  • Sprint – a timeboxed effort in which development takes place.
  • Sprint planning – establishes sprint goals.
  • Daily scrum – each day during a sprint, the team holds a daily scrum, preferably at the same place and time, and not longer than fifteen minutes. The scrum is concerned with what each player is contributing to a present/future sprint and has contributed to previous ones.
  • Sprint review and retrospective – demonstrates the work from the current sprint and improve processes respectively.
  • As another sprint begins, the product owner and development team select further items from the product backlog and begin work again.

Legal remedies for a dissatisfied customer

In a waterfall-type agreement the customer can rely upon damages, termination or remedial work in the case of defects or delays. In the case of Agile Software Development it can be difficult to determine whether there is actually any delay or defect because the flexibility of the system means that either can be easily buried behind prioritisation or vague notions of acceptability. Meaning that a delay could be deemed unprioritised by a product backlog and therefore not really a delay or the lack of an accepted definition of acceptance could allow a supplier to argue that no defect exists. The informality of decision-making can also make it difficult to gather the relevant evidence in case of a perceived breach of contract.

Time limits

Time, whilst fluid under an Agile Software Development process, is also bound to sprints and usually given a deadline. In a standard arrangement the customer would estimate the project duration and the number of sprints. It is, however, the discretion of the supplier/customer as to whether or not to formally agree to such estimates. This will need to be negotiated before an agreement is reached. Whilst setting time limits may be tempting, it may also be the undoing of the whole purpose of an agile agreement, in that flexibility will seem undervalued. On the other hand, having some framework in place to ensure contractual remedies is by no means discouraged.

Liability

Here are a some risk areas to be aware of:

  • Not meeting specific requirements within the original timeframe may not necessarily be seen as a breach of the agreement (as they may be re-arranged in the backlog).
  • Acceptance criteria of a sprint – if the agile software development contract is unclear around acceptance criteria the parties can be left arguing over whether an element of the build is completed or not. Acceptance criteria should be described in detail in any agreement so that there is no reliance on less formal descriptions that may be contained in user stories.
  • It is common for agile software development projects to go over budget. Leaving aside delays or quality issues that ramp up costs, if a customer walks into a project not really sure about what they want then it can often happen that their eyes will light up when the developer says “hey, do you want the product to do this cool thing”.
  • Everyone needs to be involved. Developing software using agile methodology is quite an intense process, depending on the project. As it is a collaborative process the parties need each other to be on focused on the project and communicating with each other the whole time. If a key member of the team suddenly goes AWOL then the project may grind to a halt.

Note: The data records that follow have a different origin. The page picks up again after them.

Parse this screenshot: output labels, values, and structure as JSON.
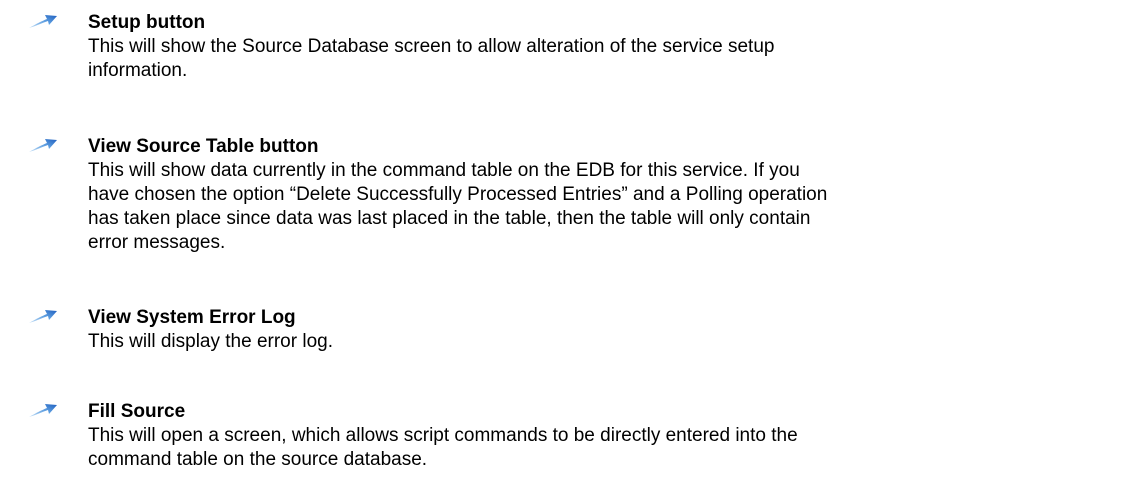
{
  "entries": [
    {
      "title": "Setup button",
      "lines": [
        "This will show the Source Database screen to allow alteration of the service setup",
        "information."
      ]
    },
    {
      "title": "View Source Table button",
      "lines": [
        "This will show data currently in the command table on the EDB for this service. If you",
        "have chosen the option “Delete Successfully Processed Entries” and a Polling operation",
        "has taken place since data was last placed in the table, then the table will only contain",
        "error messages."
      ]
    },
    {
      "title": "View System Error Log",
      "lines": [
        "This will display the error log."
      ]
    },
    {
      "title": "Fill Source",
      "lines": [
        "This will open a screen, which allows script commands to be directly entered into the",
        "command table on the source database."
      ]
    }
  ],
  "bullet_icon": "blue-arrow-bullet-icon",
  "colors": {
    "bullet_dark": "#1f5fbf",
    "bullet_light": "#9cc8f0",
    "text": "#000000"
  }
}
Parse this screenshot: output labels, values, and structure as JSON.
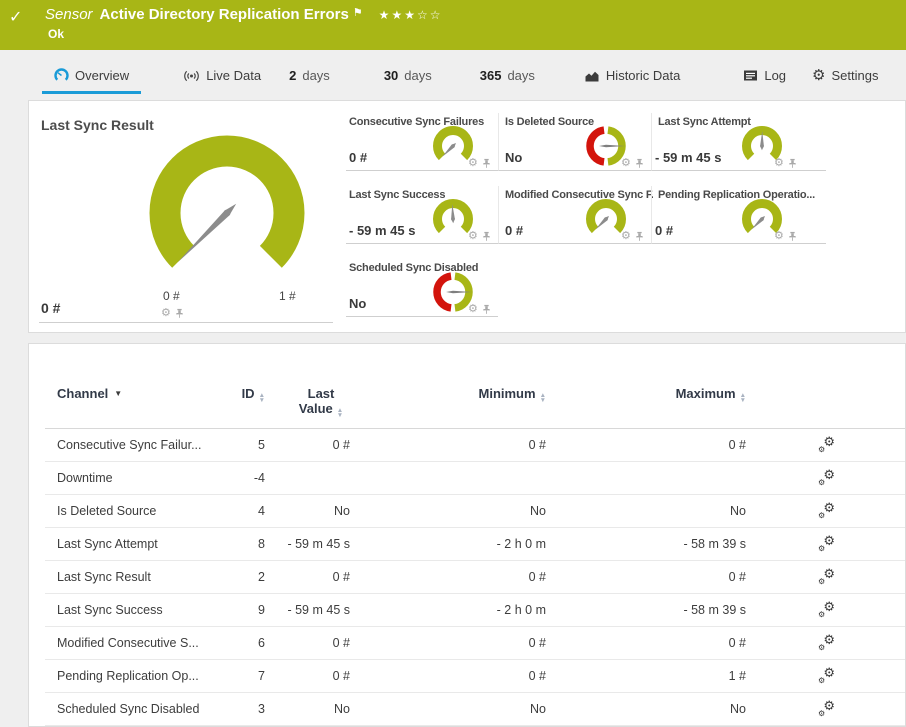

Agile Software Development in practice

Agile Software Development as a methodology has the potential to produce creativity and customer/supplier satisfaction  on paper and in practice. It is important, however, to be aware of the potential legal pitfalls from the outset so that each party feels satisfied with the contents of an agreement before moving forward. It is also significant to note that agile methods require both parties to commit to a significant level of time and resources. If either party is remotely located or overburdened with other responsibilities (and so unable to focus on the agile project) the chances of success will be limited.

EM law specialises in technology and contract law. Get in touch if you need advice on Agile Software Development agreements or have any questions on the above.